It is not to tell its members who to vote for. It is not to be aligned with any political party. It is not to assume that to be an American is to be a Christian. Theologian Francis Schaeffer wrote, “We must not confuse the kingdom of God with our country. To put it another way, we should not wrap Christianity in our national flag.”

If there are American flags in our church sanctuaries, let it be for the reasons we find in Romans 13:1-7, where Paul wrote about the Christian’s relationship to the state. There he stated his belief in the sovereignty of God. “There is no authority except that which God has established” (v. 1). God rules. All powers, governments, and human authorities are subject to God whether they know it or not.

At his trial, Jesus told Pontius Pilate, “You would have no authority over me if it were not given to you from above” (John 19:11). The Babylonian king Nebuchadnezzar was humbled and forced to acknowledge that “the Most High is ruler over the realm of mankind and bestows it on whom He wishes” (Daniel 4:3, 17).

Romans 13 goes further and states that God has authorized human government as an institution. God established the family as the foundation of society. God established the church to proclaim his truth in the world. And God established human government to create an orderly society where the family and the church can flourish in freedom.

Thus we are commanded to submit to the lawful authority of government and to do what is morally right. We should be respectful of the God-given authority of those who serve in government and pray for them, whether we personally like them or not. We know from scripture how a sovereign God can and does work his will through leaders who do not acknowledge him.

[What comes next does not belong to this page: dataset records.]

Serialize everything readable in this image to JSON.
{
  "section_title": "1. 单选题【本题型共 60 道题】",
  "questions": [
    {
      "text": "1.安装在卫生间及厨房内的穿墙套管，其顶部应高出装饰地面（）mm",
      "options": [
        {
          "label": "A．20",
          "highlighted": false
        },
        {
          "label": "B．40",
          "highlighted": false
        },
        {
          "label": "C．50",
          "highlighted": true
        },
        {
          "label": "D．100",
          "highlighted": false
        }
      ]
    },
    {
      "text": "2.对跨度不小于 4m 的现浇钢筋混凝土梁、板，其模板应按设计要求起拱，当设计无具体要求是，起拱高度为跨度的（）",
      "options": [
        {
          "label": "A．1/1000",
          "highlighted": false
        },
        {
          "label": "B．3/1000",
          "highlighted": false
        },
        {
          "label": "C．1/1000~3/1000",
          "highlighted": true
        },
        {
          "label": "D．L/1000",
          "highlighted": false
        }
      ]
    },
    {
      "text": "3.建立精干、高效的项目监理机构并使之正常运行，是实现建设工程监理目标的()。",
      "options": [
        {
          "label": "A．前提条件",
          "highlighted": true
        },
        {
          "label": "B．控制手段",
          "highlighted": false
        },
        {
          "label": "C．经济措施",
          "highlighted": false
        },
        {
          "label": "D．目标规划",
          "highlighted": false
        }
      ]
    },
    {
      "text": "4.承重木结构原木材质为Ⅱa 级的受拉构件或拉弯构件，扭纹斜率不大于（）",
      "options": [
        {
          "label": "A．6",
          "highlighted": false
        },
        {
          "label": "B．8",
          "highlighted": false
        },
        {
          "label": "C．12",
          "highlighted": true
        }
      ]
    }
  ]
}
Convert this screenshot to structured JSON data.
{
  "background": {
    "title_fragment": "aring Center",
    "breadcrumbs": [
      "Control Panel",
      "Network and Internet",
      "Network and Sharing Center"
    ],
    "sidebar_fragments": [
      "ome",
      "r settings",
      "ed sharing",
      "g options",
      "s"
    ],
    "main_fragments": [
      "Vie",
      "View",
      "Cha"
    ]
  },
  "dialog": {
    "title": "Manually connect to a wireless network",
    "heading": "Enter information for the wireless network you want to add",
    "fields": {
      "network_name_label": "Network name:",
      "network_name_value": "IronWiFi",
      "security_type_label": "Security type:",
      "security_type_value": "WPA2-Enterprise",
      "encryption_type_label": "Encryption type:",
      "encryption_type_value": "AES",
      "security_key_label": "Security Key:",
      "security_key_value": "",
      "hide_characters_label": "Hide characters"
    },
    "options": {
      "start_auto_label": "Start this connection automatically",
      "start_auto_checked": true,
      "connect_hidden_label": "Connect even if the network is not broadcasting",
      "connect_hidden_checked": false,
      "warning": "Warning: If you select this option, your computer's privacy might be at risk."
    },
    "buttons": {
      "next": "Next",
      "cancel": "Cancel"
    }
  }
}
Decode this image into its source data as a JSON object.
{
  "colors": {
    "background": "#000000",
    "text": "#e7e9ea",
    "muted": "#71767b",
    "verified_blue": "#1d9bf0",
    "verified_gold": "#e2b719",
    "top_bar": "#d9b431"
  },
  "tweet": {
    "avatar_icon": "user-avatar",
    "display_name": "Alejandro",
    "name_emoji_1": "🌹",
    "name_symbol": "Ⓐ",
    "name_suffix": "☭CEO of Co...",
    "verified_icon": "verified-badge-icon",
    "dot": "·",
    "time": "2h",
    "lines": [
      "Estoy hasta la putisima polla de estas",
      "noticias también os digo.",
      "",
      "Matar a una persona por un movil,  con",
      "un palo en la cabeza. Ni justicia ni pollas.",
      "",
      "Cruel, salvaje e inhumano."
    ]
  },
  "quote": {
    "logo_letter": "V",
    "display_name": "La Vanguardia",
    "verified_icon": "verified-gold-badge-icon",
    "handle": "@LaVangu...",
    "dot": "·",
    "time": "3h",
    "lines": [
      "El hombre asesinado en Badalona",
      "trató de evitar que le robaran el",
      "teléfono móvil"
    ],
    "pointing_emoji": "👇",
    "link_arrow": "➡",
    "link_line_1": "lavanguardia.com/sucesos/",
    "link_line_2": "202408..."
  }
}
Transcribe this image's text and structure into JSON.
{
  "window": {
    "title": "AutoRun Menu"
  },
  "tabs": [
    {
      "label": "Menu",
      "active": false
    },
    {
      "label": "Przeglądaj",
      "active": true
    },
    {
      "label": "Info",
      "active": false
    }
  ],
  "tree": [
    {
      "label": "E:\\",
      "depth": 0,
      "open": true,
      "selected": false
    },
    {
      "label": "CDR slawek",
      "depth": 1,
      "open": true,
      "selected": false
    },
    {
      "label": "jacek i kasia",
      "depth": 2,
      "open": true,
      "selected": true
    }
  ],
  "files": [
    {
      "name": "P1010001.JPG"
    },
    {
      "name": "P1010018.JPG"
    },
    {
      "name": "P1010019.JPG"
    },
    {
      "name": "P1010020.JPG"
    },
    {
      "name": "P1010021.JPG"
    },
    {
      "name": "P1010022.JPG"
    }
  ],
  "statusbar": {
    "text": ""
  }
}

The ideal that Paul sets forth in Romans 13 is that the proper role of government is to commend and approve good behavior (for public safety and peace) and to punish wrongdoers. Governments and their leaders do not always get this right. Sometimes unjust rulers arise and impose unjust laws and tactics of oppression. The question arises, “Are we to obey laws that violate our consciences and contradict God’s word?”

The answer is an emphatic, “No!” Whenever laws are enacted which contradict God’s law, then civil disobedience becomes our duty. This is borne out in several examples from scripture. Think of the early apostles who refused the order to stop preaching in the name of Jesus: “We ought to obey God rather than men” (Acts 5:29).

But the basic principle stands: There are duties of citizenship which Christians are to observe as matters of conscience. Some of these duties are enumerated in Romans 13: 5-7. These include obeying the law, paying taxes, and respecting the authorities. To these are added the duty to pray for our governmental leaders (1 Timothy 2:1-2).

Several years ago my wife and I were worshipping with a congregation in her hometown in Southwestern Virginia. It was a Sunday morning which happened to be the fourth of July. On Independence Day, the people of that church honored America by spending an extended time in prayer for our nation and its leaders, asking God to heal our land.

There was an American flag displayed in its usual place in that small church sanctuary. But the people were not worshipping the flag. Their primary allegiance was not to Americanism. They were worshipping the sovereign God, the ruler of all nations, and Jesus Christ, the King of kings.

I was deeply impressed by the sincerity and honest faith of those prayers. I was reminded that it is just such humble dependency on God that is our nation’s greatest strength. I thought to myself, “This is truly the hope of America.”

Pastor Randy Faulkner